> **TASK REQUIREMENTS**
Keyword search on "Downloads": report each line of the records that contains it.

Interface dataset entries

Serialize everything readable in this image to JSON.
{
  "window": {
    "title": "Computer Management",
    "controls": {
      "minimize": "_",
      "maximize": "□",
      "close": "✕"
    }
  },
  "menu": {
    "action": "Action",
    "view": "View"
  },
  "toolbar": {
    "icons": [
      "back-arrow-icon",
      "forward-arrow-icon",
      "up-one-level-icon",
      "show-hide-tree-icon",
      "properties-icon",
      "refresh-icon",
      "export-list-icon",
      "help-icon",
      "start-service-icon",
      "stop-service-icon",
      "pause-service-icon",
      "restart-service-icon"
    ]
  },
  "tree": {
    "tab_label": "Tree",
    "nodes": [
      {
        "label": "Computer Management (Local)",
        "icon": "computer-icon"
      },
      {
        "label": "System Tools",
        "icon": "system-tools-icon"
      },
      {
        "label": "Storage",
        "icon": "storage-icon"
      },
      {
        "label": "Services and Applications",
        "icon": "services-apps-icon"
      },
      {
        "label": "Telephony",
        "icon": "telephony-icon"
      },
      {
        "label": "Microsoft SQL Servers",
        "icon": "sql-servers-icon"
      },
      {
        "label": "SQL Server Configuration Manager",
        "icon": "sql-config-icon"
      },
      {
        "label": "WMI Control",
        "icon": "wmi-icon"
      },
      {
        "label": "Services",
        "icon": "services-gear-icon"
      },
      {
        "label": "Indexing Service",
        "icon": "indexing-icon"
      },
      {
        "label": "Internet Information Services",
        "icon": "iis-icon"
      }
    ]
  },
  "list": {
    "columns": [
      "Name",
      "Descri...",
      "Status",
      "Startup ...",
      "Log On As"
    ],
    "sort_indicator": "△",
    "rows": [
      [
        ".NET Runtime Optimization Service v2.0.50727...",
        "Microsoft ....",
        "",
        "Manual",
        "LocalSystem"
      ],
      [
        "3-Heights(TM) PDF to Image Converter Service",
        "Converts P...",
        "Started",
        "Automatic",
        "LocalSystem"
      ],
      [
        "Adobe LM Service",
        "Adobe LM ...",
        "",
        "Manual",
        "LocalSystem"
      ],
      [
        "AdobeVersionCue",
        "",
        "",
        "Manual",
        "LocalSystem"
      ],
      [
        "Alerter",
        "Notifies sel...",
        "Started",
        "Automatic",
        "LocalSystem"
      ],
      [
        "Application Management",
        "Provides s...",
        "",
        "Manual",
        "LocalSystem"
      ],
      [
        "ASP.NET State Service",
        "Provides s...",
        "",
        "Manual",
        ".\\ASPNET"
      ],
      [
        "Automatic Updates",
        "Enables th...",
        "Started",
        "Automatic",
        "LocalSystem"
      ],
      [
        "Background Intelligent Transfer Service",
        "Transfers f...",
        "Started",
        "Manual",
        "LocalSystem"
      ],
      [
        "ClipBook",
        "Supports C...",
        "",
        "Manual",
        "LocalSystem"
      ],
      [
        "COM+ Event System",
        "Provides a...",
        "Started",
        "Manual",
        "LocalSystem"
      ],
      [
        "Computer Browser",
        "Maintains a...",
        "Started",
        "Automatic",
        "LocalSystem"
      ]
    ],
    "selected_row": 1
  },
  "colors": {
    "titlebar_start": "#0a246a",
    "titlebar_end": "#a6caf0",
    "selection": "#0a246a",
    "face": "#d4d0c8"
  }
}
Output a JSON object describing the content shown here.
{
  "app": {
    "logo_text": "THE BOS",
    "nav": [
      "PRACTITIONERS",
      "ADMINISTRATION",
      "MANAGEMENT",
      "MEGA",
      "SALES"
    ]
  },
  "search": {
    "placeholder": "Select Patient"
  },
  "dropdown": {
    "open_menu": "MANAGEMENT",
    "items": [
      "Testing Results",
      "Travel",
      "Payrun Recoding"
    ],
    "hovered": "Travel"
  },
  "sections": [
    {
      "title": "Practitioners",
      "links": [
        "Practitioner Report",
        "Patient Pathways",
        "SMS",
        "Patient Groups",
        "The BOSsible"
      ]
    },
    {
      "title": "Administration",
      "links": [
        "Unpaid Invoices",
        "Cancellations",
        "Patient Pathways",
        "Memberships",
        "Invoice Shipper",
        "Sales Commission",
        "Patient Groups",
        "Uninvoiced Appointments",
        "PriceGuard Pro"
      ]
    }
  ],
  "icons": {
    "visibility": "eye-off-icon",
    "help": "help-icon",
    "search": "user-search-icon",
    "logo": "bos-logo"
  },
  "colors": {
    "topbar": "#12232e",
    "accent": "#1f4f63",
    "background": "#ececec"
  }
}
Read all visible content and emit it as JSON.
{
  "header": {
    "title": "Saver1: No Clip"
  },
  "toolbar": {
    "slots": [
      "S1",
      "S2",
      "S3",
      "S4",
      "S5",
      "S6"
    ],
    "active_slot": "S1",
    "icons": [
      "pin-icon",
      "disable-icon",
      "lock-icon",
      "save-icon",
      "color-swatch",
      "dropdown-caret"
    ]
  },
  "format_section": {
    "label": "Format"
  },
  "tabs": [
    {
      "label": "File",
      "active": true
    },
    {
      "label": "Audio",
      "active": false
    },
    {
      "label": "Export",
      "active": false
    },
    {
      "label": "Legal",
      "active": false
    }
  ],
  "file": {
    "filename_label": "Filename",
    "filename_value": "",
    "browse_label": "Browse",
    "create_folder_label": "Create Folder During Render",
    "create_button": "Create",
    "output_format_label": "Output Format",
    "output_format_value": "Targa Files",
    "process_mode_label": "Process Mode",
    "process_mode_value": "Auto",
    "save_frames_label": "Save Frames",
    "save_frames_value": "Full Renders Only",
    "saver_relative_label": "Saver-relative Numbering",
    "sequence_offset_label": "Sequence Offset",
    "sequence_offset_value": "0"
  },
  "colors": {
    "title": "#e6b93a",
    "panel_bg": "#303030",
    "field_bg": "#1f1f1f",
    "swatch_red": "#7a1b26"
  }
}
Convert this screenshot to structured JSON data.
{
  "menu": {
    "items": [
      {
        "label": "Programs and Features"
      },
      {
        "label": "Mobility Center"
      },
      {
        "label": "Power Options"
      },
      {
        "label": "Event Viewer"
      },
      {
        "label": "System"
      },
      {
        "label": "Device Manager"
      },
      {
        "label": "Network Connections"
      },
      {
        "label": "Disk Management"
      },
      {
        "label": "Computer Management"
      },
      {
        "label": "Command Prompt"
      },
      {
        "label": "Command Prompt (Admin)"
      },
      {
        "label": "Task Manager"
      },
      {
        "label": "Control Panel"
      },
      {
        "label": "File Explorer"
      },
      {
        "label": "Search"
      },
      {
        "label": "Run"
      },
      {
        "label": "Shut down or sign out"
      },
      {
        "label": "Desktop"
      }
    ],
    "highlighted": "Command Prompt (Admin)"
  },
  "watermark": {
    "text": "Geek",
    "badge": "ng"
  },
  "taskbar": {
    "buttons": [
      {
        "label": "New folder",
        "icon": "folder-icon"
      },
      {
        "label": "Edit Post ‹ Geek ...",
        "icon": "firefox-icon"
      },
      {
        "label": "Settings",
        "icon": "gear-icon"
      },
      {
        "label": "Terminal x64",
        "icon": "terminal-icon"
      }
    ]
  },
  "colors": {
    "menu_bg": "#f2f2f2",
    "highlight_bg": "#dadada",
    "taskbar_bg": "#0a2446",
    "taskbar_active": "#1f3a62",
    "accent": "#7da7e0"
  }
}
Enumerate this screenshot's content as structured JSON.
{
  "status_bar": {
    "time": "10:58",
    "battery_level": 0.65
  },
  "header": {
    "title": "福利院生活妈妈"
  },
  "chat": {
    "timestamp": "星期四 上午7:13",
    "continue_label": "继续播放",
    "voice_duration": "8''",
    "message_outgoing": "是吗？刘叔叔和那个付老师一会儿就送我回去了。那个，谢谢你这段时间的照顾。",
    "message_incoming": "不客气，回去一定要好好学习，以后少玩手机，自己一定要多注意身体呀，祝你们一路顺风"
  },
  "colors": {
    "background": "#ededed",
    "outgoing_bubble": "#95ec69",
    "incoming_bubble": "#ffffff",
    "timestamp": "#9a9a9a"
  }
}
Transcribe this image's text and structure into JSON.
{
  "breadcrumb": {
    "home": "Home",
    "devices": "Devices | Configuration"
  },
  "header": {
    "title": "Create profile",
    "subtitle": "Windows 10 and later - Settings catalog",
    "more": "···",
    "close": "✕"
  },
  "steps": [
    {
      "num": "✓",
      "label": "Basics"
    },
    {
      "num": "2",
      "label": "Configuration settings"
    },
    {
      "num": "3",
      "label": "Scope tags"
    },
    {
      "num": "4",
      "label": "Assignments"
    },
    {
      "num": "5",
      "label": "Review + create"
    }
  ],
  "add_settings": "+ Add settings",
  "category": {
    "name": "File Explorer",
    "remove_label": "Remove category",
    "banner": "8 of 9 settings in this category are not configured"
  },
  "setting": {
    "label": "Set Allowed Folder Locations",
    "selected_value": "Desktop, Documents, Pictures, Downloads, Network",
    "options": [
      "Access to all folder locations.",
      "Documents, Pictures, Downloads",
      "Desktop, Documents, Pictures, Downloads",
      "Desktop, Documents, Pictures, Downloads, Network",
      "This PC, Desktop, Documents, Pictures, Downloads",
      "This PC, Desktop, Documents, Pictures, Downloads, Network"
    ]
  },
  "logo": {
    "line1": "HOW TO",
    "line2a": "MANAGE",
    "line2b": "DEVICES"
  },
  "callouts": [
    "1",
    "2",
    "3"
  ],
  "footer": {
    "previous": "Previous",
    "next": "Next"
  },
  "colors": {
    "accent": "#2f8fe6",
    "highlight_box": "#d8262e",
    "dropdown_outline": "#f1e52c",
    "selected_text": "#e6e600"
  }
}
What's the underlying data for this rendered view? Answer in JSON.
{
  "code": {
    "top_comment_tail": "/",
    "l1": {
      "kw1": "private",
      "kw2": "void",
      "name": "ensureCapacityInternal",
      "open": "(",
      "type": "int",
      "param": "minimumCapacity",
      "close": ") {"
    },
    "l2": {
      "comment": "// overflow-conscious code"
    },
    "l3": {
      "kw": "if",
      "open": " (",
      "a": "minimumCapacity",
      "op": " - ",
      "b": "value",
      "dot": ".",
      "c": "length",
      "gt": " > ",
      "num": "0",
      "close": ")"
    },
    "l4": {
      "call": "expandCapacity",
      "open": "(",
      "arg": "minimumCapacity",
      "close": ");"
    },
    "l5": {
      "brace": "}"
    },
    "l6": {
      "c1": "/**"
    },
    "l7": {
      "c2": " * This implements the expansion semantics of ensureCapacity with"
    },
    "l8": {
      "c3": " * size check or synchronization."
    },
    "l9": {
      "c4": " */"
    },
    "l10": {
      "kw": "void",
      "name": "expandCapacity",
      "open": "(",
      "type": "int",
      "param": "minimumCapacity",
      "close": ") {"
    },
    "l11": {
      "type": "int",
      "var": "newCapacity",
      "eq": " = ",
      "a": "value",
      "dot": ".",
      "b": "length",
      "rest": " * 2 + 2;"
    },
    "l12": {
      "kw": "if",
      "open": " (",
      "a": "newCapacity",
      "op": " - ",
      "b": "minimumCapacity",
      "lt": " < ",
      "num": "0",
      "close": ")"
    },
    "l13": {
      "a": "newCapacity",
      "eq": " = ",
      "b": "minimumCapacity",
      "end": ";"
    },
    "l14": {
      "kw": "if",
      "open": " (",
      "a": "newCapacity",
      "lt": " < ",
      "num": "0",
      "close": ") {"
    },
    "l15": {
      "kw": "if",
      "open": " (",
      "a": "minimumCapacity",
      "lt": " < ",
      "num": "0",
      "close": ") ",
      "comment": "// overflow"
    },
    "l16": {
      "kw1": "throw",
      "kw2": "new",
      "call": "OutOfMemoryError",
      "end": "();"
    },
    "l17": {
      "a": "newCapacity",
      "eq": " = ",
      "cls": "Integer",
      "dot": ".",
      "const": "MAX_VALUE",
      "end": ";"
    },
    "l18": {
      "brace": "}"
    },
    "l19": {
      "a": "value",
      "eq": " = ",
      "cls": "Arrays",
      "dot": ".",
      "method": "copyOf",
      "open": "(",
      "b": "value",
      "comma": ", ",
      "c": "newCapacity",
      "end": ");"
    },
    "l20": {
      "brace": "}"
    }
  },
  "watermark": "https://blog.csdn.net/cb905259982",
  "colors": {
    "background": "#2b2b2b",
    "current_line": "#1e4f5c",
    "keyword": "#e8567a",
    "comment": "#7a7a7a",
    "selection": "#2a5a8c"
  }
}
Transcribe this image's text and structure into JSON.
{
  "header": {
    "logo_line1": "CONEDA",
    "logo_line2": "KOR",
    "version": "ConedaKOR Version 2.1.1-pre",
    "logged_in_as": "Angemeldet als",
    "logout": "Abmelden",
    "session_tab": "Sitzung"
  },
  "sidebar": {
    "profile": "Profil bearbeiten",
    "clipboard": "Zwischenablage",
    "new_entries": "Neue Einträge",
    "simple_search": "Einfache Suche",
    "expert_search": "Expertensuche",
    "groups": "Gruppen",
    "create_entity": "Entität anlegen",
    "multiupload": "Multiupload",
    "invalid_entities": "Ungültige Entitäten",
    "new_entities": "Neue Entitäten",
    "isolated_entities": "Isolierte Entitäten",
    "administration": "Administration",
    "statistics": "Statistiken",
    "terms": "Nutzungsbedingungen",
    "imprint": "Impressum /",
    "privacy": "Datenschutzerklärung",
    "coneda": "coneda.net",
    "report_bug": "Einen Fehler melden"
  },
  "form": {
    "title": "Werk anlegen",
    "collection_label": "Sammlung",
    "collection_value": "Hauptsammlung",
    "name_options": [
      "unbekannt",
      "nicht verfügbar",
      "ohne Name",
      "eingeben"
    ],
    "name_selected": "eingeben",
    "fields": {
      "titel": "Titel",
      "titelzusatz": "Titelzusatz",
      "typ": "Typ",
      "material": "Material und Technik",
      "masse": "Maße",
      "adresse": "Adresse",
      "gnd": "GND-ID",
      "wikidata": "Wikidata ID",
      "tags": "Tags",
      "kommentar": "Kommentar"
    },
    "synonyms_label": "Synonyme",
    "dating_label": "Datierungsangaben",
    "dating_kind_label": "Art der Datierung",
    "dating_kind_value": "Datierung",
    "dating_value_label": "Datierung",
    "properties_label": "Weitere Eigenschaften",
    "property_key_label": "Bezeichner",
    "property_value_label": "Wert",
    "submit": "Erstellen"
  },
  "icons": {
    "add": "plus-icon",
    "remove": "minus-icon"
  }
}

> **ANSWER TO THIS EXERCISE**
    "selected_value": "Desktop, Documents, Pictures, Downloads, Network",
      "Documents, Pictures, Downloads",
      "Desktop, Documents, Pictures, Downloads",
      "Desktop, Documents, Pictures, Downloads, Network",
      "This PC, Desktop, Documents, Pictures, Downloads",
      "This PC, Desktop, Documents, Pictures, Downloads, Network"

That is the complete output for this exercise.